The Institute of Marine Engineering, Science and Technology (IMarEST) is the leading international membership body and learned society for all marine professionals. The IMarEST is the first Institute to bring together marine engineers, scientists and technologists into one international multi-disciplinary professional body. It is the largest marine organisation of its kind with a worldwide membership of 15, 000 based in over 100 countries.
Working with the global marine community, the IMarEST promotes the scientific development of marine engineering, science and technology, providing opportunities for the exchange of ideas and practices and upholding the status, standards and expertise of marine professionals worldwide.
The IMarEST is a respected authority in every maritime country. It is a Non-Governmental Organisation with consultative status at the International Maritime Organization (IMO), observer status at the International Oceanographic Commission, and it has special consultative status with the Economic and Social Council of the United Nations (ECOSOC), which facilitates its access to other international intergovernmental meetings where its specialized marine expertise is of particular use, e.g., the United Nations meetings on Areas Beyond National Jurisdiction, the Intergovernmental Panel for Climate Change (IPCC) and the work of the International Seabed Authority on marine mining. It is a nominated and licensed body of the Engineering Council (UK), a member of the Science Council and has significant links with many other maritime organisations worldwide.

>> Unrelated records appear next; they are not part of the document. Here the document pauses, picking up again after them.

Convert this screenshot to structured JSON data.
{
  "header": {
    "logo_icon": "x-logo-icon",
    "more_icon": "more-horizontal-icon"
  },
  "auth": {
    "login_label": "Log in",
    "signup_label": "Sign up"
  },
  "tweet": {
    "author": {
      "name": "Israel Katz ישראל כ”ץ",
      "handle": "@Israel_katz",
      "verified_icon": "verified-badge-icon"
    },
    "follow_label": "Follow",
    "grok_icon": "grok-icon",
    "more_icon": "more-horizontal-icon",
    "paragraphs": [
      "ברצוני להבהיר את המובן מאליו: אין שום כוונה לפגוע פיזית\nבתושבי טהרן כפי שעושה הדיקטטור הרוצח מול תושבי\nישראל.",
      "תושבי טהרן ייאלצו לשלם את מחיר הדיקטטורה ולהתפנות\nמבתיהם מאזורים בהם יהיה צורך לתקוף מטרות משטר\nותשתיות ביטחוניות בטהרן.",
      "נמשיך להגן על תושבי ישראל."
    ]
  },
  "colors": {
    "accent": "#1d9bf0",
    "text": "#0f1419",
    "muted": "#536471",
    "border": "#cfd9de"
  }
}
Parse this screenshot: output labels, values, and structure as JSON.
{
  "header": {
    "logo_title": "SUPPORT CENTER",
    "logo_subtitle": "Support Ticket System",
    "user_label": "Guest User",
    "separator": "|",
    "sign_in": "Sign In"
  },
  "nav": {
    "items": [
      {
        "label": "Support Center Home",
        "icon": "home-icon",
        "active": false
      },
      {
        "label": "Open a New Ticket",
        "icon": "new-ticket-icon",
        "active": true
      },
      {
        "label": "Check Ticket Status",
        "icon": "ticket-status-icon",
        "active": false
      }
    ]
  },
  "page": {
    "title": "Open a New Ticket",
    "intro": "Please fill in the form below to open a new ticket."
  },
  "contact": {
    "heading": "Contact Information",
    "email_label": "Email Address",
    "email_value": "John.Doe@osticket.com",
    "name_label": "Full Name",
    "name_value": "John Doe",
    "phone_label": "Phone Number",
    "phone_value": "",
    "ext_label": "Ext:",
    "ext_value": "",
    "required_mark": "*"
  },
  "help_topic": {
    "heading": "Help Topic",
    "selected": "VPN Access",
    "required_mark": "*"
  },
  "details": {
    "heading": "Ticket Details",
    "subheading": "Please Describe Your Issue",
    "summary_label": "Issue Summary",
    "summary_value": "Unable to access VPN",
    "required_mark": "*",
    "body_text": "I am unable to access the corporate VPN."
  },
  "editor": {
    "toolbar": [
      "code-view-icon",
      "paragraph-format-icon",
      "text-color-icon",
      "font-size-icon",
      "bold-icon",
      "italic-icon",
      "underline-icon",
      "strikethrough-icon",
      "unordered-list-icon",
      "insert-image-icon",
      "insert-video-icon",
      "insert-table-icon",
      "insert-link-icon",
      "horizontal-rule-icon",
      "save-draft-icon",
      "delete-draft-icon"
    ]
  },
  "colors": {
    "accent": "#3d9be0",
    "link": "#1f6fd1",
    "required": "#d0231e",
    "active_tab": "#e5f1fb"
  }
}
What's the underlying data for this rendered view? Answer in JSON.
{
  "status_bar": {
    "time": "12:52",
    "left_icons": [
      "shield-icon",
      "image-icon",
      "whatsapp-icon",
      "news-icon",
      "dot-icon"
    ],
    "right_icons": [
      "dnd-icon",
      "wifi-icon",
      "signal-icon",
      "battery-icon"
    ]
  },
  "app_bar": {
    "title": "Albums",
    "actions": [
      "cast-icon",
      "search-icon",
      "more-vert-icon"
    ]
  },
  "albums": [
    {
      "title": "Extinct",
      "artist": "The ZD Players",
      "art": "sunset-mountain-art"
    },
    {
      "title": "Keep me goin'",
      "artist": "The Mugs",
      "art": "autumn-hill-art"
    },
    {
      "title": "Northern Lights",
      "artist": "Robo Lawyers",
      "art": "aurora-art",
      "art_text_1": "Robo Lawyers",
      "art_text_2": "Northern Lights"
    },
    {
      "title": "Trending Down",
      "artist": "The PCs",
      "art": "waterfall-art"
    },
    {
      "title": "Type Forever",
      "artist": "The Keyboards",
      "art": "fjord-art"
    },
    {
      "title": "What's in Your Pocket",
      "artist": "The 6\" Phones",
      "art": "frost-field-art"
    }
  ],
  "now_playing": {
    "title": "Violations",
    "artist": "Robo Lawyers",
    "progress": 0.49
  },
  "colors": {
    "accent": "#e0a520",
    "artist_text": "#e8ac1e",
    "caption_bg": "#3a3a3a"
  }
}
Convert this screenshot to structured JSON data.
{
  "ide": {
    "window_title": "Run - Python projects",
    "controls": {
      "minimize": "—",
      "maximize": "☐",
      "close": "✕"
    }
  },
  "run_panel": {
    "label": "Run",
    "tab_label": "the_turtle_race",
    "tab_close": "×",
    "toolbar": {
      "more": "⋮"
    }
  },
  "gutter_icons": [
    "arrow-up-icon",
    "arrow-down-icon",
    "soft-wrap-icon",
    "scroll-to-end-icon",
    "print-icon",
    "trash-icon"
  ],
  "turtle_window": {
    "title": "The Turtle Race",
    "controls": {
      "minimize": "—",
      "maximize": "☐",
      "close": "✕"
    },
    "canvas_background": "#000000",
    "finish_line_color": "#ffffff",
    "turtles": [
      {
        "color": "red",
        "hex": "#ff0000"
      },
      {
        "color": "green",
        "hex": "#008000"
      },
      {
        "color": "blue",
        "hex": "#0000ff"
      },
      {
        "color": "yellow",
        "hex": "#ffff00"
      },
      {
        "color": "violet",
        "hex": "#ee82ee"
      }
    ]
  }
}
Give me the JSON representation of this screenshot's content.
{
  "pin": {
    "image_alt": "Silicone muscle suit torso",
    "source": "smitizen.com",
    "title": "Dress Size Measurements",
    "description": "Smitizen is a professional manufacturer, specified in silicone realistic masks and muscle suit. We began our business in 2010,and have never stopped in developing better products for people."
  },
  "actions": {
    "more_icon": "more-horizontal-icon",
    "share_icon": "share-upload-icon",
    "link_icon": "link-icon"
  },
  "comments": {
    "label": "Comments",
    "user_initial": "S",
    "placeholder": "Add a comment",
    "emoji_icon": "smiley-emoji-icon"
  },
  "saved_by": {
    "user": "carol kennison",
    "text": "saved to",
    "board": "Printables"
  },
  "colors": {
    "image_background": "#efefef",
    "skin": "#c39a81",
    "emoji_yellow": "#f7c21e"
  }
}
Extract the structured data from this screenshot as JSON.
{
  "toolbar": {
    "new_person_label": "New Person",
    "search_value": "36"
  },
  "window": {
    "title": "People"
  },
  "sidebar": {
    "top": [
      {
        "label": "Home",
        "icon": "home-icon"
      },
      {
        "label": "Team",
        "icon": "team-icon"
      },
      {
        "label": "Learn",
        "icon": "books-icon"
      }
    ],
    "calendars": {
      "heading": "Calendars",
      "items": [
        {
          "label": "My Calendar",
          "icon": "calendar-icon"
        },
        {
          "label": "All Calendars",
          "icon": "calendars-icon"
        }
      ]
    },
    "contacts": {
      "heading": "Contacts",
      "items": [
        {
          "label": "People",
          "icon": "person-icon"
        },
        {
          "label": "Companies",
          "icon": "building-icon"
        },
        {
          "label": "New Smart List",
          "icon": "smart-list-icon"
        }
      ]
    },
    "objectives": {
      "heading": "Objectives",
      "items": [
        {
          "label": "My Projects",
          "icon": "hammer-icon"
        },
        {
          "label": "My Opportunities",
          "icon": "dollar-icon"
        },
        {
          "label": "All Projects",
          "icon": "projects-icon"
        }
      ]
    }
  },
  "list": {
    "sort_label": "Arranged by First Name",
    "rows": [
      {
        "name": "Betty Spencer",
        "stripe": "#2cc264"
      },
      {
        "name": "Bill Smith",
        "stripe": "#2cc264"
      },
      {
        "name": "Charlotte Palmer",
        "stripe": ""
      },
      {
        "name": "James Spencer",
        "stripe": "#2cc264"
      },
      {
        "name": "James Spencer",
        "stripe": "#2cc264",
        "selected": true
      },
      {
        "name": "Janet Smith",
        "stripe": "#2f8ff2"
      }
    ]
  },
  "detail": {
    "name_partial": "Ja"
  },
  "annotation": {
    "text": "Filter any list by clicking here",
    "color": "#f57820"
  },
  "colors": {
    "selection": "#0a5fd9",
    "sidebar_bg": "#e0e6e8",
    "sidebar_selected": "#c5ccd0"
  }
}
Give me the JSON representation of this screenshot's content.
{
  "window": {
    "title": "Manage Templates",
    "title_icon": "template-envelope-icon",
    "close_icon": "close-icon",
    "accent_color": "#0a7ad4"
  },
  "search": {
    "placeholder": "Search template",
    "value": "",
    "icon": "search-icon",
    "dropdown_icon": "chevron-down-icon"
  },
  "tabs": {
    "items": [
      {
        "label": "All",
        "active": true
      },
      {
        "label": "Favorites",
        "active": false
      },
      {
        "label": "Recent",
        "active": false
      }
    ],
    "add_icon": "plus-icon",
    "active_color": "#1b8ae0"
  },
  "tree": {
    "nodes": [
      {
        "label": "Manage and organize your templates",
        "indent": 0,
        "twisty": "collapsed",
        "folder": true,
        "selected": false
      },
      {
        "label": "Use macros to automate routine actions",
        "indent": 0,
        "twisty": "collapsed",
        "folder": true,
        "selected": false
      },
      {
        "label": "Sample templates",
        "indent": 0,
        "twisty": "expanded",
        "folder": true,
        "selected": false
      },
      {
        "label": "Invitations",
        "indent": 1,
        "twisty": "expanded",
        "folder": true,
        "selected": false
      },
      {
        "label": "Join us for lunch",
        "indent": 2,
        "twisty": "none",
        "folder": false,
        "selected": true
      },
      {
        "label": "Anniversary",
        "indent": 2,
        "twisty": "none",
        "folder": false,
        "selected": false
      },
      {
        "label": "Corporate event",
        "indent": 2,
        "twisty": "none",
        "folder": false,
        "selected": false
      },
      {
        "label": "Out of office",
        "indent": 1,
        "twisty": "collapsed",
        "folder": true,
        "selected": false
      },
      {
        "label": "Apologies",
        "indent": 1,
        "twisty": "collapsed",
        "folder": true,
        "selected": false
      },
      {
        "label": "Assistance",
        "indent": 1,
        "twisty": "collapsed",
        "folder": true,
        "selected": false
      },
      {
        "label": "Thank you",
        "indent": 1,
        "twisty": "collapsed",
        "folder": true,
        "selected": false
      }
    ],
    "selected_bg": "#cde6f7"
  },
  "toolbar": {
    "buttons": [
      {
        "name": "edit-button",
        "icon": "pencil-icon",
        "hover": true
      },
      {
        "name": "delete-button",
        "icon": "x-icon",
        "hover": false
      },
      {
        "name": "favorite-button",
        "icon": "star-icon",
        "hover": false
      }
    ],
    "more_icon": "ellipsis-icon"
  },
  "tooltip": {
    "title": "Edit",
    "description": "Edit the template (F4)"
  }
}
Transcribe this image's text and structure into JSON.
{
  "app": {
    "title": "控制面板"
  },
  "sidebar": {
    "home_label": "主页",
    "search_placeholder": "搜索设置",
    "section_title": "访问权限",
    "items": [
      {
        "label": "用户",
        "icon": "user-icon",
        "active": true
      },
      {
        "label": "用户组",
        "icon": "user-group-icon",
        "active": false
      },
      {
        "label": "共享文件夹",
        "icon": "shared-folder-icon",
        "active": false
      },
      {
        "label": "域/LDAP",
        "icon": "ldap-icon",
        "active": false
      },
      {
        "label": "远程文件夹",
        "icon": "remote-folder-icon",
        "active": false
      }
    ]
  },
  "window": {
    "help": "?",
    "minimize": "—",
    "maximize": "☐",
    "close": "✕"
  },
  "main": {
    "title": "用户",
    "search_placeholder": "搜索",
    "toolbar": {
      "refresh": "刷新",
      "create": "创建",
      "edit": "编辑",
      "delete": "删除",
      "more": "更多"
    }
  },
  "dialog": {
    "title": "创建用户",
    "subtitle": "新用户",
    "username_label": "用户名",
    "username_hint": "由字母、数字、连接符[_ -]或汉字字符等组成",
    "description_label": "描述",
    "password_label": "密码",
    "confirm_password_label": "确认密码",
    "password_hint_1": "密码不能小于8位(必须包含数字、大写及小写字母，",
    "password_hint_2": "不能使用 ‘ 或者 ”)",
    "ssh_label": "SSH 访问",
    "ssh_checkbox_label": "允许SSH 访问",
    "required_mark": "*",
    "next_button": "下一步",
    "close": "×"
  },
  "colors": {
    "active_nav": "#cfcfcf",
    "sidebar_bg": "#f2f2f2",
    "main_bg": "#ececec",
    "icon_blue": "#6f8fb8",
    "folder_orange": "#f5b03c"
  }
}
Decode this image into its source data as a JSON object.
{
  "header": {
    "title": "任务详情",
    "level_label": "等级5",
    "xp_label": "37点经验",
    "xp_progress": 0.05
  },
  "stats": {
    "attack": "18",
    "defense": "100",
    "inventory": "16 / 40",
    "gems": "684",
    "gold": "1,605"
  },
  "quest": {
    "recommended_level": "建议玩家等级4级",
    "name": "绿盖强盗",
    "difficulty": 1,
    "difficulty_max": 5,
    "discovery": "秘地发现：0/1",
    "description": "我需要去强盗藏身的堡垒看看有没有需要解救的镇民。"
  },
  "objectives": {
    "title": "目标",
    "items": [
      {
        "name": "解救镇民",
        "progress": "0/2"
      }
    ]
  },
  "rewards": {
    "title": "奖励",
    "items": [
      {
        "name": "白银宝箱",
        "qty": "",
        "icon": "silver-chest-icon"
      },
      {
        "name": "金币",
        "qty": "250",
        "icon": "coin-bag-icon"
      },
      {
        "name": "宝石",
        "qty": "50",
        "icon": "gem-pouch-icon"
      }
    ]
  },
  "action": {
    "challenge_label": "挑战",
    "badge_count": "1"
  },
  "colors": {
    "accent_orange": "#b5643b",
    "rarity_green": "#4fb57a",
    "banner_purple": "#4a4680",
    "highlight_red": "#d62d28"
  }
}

IMarEST also runs a series of industry leading events and conferences as well as publishing internationally recognised titles: Marine Engineers Review (MER); Shipping World and Shipbuilder; Maritime IT and Electronics; Marine Scientist; and Offshore Technology.